The business centered on charging its members for a certain number of HD plays on external Web sites, which ran anywhere from $9.95 for 1,000 plays, all the way to $199.95 for 100,000 plays.
In cases where a user ran out of plays, Vimeo would still let viewers watch the video in HD, though they'd have to come back to the video's page on Vimeo.com, where the company could place ads.
The limits were there largely to cover the cost of bandwidth. For 720p videos, this was somewhere in the ballpark of 1.6 megabits per second, making a three-minute video take up around 36MB in bandwidth--no small feat when you multiply that to a video that's getting a few hundred thousand plays. For something like 1080p video, which the company introduced earlier this year, that number could go up dramatically.
Vimeo says that users who had already purchased credits for these plays within the last 30 days are getting their money back.
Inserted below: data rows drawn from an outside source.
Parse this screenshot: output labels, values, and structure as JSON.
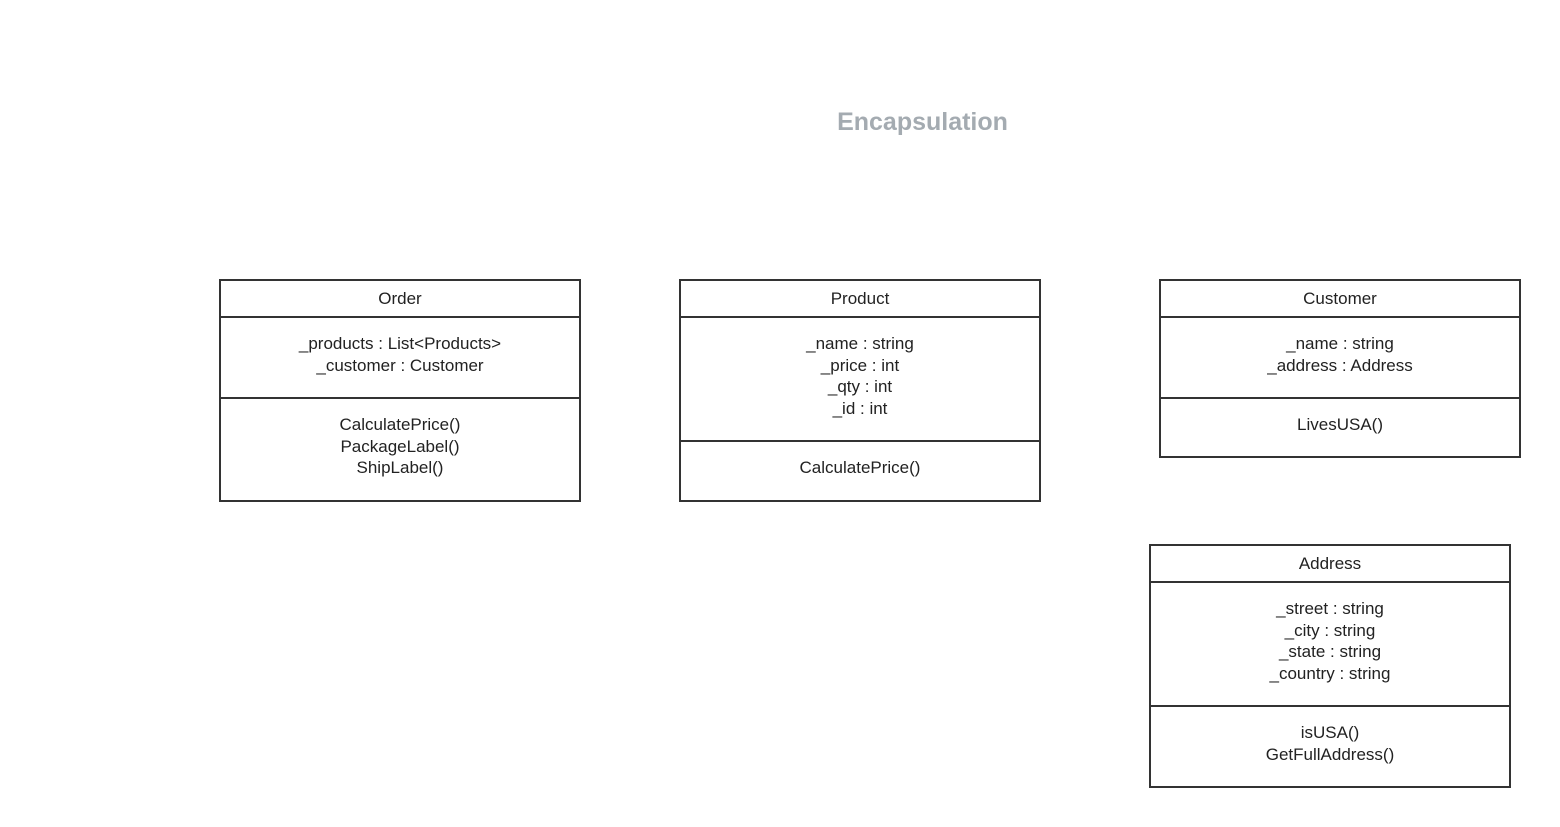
{
  "title": "Encapsulation",
  "classes": [
    {
      "name": "Order",
      "attributes": [
        "_products : List<Products>",
        "_customer : Customer"
      ],
      "methods": [
        "CalculatePrice()",
        "PackageLabel()",
        "ShipLabel()"
      ]
    },
    {
      "name": "Product",
      "attributes": [
        "_name : string",
        "_price : int",
        "_qty : int",
        "_id : int"
      ],
      "methods": [
        "CalculatePrice()"
      ]
    },
    {
      "name": "Customer",
      "attributes": [
        "_name : string",
        "_address : Address"
      ],
      "methods": [
        "LivesUSA()"
      ]
    },
    {
      "name": "Address",
      "attributes": [
        "_street : string",
        "_city : string",
        "_state : string",
        "_country : string"
      ],
      "methods": [
        "isUSA()",
        "GetFullAddress()"
      ]
    }
  ]
}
Alongside the removal of the HD embedding limitations, Vimeo also rolled out its global settings feature, which CNET previewed last week.